In Podcast Two I talked a little about how our brains evolved, and that one of the brain’s basic needs is for connection. Maybe it was interesting to notice how connections happen throughout the day in small and big ways. Even though they might not always be the kind of connection we were hoping for, connection is a basic need. Even a little connection matters.


We’re priming the pump to notice moments of connection that can easily go unnoticed. Today I’ll talk about how we tend to focus more on the negative than the positive. Let’s get some clues about why taking in the good isn’t straightforward like we might think. It is something you’ll want to learn.

Our brain registers messages and experiences of danger and remembers them more quickly and easily than ordinary things. It’s nature’s way to help us stay away form harm. Keeping ourselves safe around fire was something we all needed to learn. Learning not to put our hand on the hot oven got imprinted with neon lights so we learned it fast.

On the other hand enjoying the feeling of the breeze on our skin wasn’t vital to survive. Our brains tend to focus more on the negative. It’s a great built in mechanism that protects us and prevents unnecessary bigger troubles like not walking out into traffic. At some point we learned how to safely cross the street. Imagine if we had to relearn that everyday. We wouldn’t get much done.

One of the brain’s automatic set points is to be on the lookout for what might go wrong. Nowadays danger isn’t a wild tiger looking for its evening meal like it was for our ancestors. It can be as simple as a harsh tone in someone’s voice. It is also tricky.

We can become so conditioned to look out for danger that we miss the beauty of the moment, the colors of the sunset, the warmth of a friend’s concern, the sounds of a flock of birds. We may miss the many moments of the good things in life that are also all around us.

For many of us our nervous system is often in a state of mild to moderate stress. Maybe we have an upsetting interaction with someone we care about, or we lock ourselves out of our car. Our brains go on red alert as if there was a tiger ready to have us for dinner.

The red alert alarm easily overrides our ability to make wise choices, think clearly and keep some perspective. Even though noticing the good times in life seems like an obvious choice we’d make, instead we get caught up in scanning for danger.

A rule of thumb is to bring in anywhere from 3 – 5 times as much of the good as of the negative, and train our brain to seek out those things that result in more resilience, satisfaction and happiness.

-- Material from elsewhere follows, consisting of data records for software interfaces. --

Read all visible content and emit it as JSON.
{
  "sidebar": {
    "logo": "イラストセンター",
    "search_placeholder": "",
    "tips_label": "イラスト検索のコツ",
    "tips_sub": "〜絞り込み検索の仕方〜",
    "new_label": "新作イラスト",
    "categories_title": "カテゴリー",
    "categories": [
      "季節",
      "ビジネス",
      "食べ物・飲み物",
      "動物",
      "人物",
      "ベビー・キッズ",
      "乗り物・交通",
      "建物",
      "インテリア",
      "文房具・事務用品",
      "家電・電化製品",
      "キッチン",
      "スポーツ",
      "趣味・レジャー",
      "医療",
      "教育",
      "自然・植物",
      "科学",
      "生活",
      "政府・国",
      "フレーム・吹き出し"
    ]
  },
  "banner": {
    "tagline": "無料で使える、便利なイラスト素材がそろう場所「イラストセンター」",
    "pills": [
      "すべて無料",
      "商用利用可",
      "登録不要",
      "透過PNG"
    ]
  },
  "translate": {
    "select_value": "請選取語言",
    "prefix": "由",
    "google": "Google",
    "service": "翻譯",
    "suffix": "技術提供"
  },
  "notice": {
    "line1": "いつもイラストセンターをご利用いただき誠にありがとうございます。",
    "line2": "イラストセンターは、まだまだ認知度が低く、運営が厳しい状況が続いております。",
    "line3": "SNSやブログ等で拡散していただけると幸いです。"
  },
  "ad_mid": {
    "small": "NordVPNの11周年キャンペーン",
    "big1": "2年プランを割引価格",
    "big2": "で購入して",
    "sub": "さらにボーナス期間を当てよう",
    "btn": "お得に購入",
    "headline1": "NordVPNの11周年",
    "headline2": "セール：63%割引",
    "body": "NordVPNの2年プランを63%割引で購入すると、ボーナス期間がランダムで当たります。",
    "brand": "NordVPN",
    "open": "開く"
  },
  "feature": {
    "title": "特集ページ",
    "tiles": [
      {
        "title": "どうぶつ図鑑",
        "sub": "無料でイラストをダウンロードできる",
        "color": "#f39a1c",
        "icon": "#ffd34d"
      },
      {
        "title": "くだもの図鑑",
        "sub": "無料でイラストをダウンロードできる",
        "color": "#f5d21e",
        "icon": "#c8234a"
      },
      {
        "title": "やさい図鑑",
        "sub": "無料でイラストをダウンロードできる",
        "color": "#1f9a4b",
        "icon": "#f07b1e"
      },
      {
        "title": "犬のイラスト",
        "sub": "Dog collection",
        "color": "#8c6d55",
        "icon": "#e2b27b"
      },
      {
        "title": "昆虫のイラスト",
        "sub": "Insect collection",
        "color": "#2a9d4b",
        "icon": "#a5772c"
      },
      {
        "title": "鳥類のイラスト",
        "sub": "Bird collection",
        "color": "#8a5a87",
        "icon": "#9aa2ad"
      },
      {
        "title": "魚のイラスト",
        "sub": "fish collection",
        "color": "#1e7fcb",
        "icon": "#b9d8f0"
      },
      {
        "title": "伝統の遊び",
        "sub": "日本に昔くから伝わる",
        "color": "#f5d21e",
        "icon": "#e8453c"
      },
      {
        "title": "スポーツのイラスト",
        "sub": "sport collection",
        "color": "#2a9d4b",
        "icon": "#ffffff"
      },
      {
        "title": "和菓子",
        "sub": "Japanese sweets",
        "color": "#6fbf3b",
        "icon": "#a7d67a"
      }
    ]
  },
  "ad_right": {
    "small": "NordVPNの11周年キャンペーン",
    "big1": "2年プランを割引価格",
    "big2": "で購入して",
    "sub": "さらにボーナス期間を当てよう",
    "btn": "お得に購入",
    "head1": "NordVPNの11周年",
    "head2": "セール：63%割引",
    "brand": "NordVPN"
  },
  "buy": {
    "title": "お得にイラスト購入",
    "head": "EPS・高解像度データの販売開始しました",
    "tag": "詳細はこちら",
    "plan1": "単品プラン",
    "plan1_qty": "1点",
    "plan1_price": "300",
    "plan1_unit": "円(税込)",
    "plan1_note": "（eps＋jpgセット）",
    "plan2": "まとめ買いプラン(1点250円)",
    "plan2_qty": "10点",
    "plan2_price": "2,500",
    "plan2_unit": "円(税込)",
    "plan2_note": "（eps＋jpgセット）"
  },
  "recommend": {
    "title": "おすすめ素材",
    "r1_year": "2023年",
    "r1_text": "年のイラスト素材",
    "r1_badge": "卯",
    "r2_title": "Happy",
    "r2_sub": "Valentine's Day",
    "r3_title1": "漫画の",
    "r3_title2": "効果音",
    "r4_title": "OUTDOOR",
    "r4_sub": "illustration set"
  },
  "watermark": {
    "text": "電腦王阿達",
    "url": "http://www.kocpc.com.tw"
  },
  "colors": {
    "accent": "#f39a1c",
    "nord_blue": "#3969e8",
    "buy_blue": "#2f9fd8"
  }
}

Like the nice breeze that’s blowing, or the simple pleasure of clean clothes.

Today I talked about how much our attention goes into concern about danger. Consider how this adds up over time.

Thanks for joining me.